As an undergraduate student, I was particularly adept at pestering my
research mentors for research problems. It appears that life does
indeed have a way of returning one's mischiefs. Below are short
descriptions of some of the brilliant (past and present) undergraduate
students that I have had the pleasure of co-supervising.
David Ramirez, MIT (2009–2011):
David (right) was a bright and talented undergraduate student in the
MIT physics department and is currently a graduate student at Stanford
He was the first undergraduate student I supervised, under the
supervision of Marin Soljacic and Steven G. Johnson at MIT.
David's research involved the analysis of four-wave mixing in
triply-resonant nonlinear cavities and led to a publication in the journal Physical Review A. David is a science fiction
fanatic, wears green shoes, and plays a mean
Varela, MIT (2010–2011): I met the talented
Mr. Jaime (left) in 2008 and had the pleasure of being his compadre at
the 2009 NSBP/NSHP conference.
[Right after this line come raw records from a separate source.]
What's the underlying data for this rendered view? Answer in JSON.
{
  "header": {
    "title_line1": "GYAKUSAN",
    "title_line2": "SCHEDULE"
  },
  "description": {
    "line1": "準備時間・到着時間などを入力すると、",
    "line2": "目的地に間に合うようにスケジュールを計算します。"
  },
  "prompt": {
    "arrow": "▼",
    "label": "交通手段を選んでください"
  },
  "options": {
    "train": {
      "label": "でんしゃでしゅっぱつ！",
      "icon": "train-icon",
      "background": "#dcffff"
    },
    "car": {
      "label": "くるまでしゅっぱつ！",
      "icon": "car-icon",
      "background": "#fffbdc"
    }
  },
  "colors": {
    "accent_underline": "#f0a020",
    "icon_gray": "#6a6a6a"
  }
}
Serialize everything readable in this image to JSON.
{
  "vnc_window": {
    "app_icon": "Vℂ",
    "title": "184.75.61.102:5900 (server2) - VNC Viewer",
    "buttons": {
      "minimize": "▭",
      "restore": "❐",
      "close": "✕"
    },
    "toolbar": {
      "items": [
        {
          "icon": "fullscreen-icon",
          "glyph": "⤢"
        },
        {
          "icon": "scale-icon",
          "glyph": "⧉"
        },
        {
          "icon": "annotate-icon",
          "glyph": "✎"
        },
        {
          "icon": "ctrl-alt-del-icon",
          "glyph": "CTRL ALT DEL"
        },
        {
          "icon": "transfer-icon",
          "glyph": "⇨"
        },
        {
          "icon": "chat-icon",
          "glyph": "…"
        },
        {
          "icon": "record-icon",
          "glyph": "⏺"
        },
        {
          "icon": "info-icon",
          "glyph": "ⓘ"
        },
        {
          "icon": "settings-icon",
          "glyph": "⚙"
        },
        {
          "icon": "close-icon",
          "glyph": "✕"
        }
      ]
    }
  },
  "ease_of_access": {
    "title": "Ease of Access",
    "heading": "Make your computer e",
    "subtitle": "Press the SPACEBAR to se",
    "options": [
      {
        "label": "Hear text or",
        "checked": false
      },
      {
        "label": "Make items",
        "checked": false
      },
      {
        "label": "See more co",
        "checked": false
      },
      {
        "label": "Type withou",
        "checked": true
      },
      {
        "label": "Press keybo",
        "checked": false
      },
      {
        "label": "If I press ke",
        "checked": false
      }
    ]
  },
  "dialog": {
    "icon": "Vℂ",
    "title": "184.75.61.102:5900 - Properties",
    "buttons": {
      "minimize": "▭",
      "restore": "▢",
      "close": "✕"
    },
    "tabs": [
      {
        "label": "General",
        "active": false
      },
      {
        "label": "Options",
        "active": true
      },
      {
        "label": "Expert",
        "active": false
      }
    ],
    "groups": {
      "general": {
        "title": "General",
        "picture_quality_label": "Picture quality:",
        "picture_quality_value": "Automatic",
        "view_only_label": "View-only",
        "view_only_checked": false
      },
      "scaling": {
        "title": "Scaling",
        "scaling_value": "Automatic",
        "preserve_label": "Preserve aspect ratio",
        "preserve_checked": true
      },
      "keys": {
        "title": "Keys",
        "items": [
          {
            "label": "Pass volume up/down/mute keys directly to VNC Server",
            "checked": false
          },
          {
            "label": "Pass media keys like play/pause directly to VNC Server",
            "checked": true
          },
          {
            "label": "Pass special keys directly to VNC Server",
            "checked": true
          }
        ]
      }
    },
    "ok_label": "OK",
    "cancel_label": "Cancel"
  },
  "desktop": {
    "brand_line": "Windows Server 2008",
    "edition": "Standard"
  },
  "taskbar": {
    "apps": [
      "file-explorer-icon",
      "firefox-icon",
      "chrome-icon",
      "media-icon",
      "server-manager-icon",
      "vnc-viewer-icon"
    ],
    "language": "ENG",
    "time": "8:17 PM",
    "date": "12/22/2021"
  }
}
A year later, he decided to join me in
the battle against the dark and mysterious Casimir forces. Jaime's
work, supervised by Steven G. Johnson, involved an examination of the
suspension properties of nano-particle diclusters induced by Casimir
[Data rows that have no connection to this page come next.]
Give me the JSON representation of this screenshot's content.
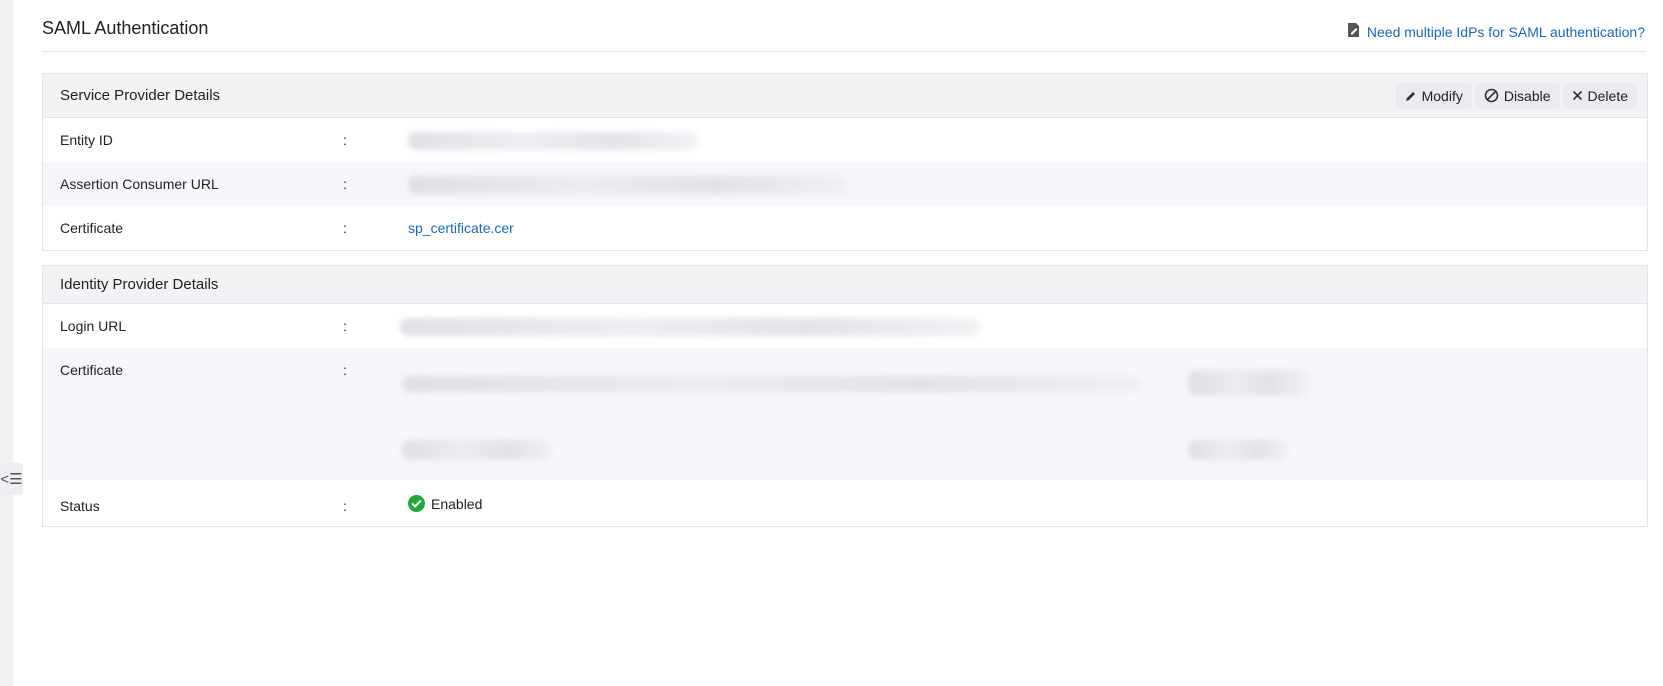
{
  "page": {
    "title": "SAML Authentication",
    "help_link": "Need multiple IdPs for SAML authentication?"
  },
  "service_provider": {
    "heading": "Service Provider Details",
    "actions": {
      "modify": "Modify",
      "disable": "Disable",
      "delete": "Delete"
    },
    "rows": [
      {
        "label": "Entity ID",
        "colon": ":"
      },
      {
        "label": "Assertion Consumer URL",
        "colon": ":"
      },
      {
        "label": "Certificate",
        "colon": ":",
        "value": "sp_certificate.cer"
      }
    ]
  },
  "identity_provider": {
    "heading": "Identity Provider Details",
    "rows": [
      {
        "label": "Login URL",
        "colon": ":"
      },
      {
        "label": "Certificate",
        "colon": ":"
      },
      {
        "label": "Status",
        "colon": ":",
        "value": "Enabled"
      }
    ]
  },
  "icons": {
    "help": "document-edit-icon",
    "modify": "pencil-icon",
    "disable": "ban-icon",
    "delete": "close-icon",
    "status": "check-circle-icon",
    "collapse": "collapse-menu-icon"
  },
  "colors": {
    "link": "#1a67c0",
    "enabled": "#1fa93a",
    "header_bg": "#f2f3f5"
  }
}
forces. Jaime was such a brilliant padawan that his research efforts
led to a first author publication in the
journal Physical Review A
within a year of joining the group. Jaime is currently a graduate
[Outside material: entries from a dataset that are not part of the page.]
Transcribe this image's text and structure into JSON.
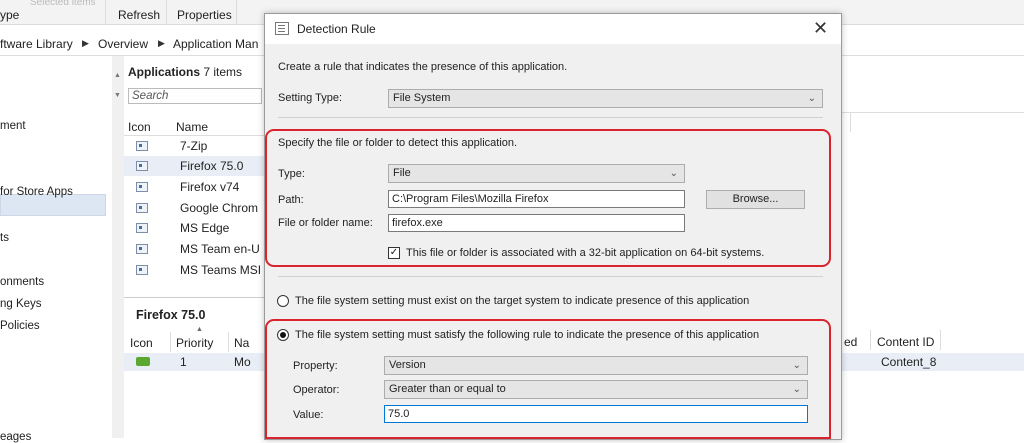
{
  "ribbon": {
    "left_partial": "ype",
    "refresh_label": "Refresh",
    "properties_label": "Properties",
    "faint_label": "Selected items"
  },
  "breadcrumb": {
    "items": [
      "ftware Library",
      "Overview",
      "Application Man"
    ]
  },
  "left_nav": {
    "items": [
      "ment",
      "for Store Apps",
      "ts",
      "onments",
      "ng Keys",
      "Policies",
      "eages"
    ]
  },
  "applications": {
    "title": "Applications",
    "count": "7 items",
    "search_placeholder": "Search",
    "columns": [
      "Icon",
      "Name"
    ],
    "rows": [
      "7-Zip",
      "Firefox 75.0",
      "Firefox v74",
      "Google Chrom",
      "MS Edge",
      "MS Team en-U",
      "MS Teams MSI"
    ]
  },
  "details": {
    "title": "Firefox 75.0",
    "columns": [
      "Icon",
      "Priority",
      "Na"
    ],
    "row": {
      "priority": "1",
      "name": "Mo"
    }
  },
  "right_columns": {
    "partial_col": "ed",
    "content_id_label": "Content ID",
    "content_id_value": "Content_8"
  },
  "dialog": {
    "title": "Detection Rule",
    "intro": "Create a rule that indicates the presence of this application.",
    "setting_type_label": "Setting Type:",
    "setting_type_value": "File System",
    "section1": {
      "heading": "Specify the file or folder to detect this application.",
      "type_label": "Type:",
      "type_value": "File",
      "path_label": "Path:",
      "path_value": "C:\\Program Files\\Mozilla Firefox",
      "browse_label": "Browse...",
      "filename_label": "File or folder name:",
      "filename_value": "firefox.exe",
      "checkbox_label": "This file or folder is associated with a 32-bit application on 64-bit systems.",
      "checkbox_checked": true
    },
    "radio_exist_label": "The file system setting must exist on the target system to indicate presence of this application",
    "radio_rule_label": "The file system setting must satisfy the following rule to indicate the presence of this application",
    "selected_radio": "rule",
    "section2": {
      "property_label": "Property:",
      "property_value": "Version",
      "operator_label": "Operator:",
      "operator_value": "Greater than or equal to",
      "value_label": "Value:",
      "value_value": "75.0"
    }
  },
  "colors": {
    "highlight_red": "#d9232d",
    "selection_blue": "#dde7f3",
    "focus_blue": "#0078d7"
  }
}
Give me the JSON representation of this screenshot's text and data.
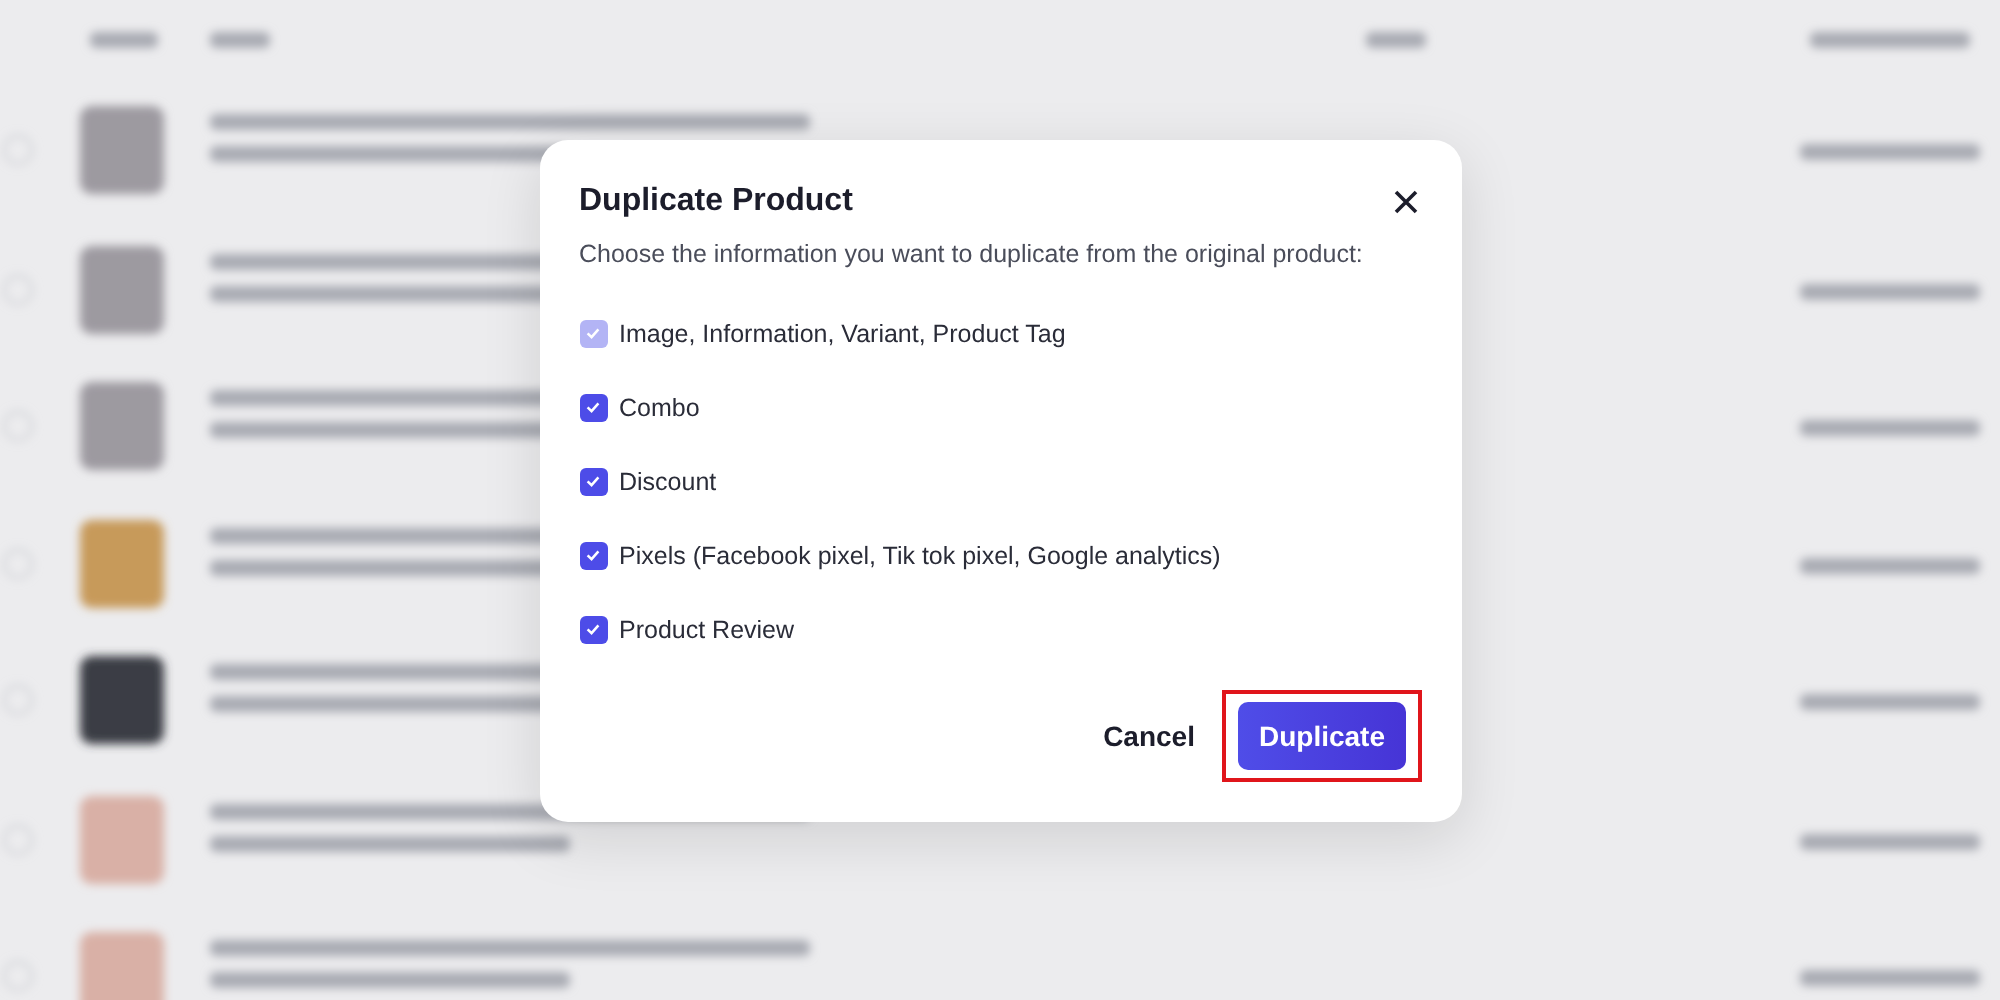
{
  "dialog": {
    "title": "Duplicate Product",
    "description": "Choose the information you want to duplicate from the original product:",
    "options": [
      {
        "label": "Image, Information, Variant, Product Tag",
        "checked": true,
        "disabled": true
      },
      {
        "label": "Combo",
        "checked": true,
        "disabled": false
      },
      {
        "label": "Discount",
        "checked": true,
        "disabled": false
      },
      {
        "label": "Pixels (Facebook pixel, Tik tok pixel, Google analytics)",
        "checked": true,
        "disabled": false
      },
      {
        "label": "Product Review",
        "checked": true,
        "disabled": false
      }
    ],
    "buttons": [
      {
        "label": "Cancel",
        "kind": "text",
        "highlighted": false
      },
      {
        "label": "Duplicate",
        "kind": "primary",
        "highlighted": true
      }
    ]
  }
}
student at UC Berkeley.
David and Jaime were both recipients of
MIT Phillip Morse Memorial Award, given every year to one or two
senior(s) with high academic standing and who plan to pursue graduate
studies in physics. They both were my teaching assistants for the 2009
and 2011 MITES Advanced Physics course, of which I was an instructor,
and were instrumental in the development of the entire curriculum:
Thomal Alcorn, MIT (2011–Present): Thomas
is a sophomore in the Physics Department at MIT who I met through
Steven G. Johnson, and is currently investigating the possible
design space for achieving efficient degenerate four-wave mixing in
triply-resonant PhC microcavities.
Rolando LaPlaca, Harvard (2011–Present): Rolando,
who I met through Jorge Perez (below), is a sophomore in the Physics
Department at Harvard University. He is currently working on a project
that involves the development of discrete adiabatic theorems with
applications to nanophotonics.
Jorge Perez, MIT (2011–Present): Jorge
is a sophomore in the Physics Department at MIT, and is currently
working on a number of projects involving the design and exploration of
repulsive Casimir forces between nanostructured surfaces.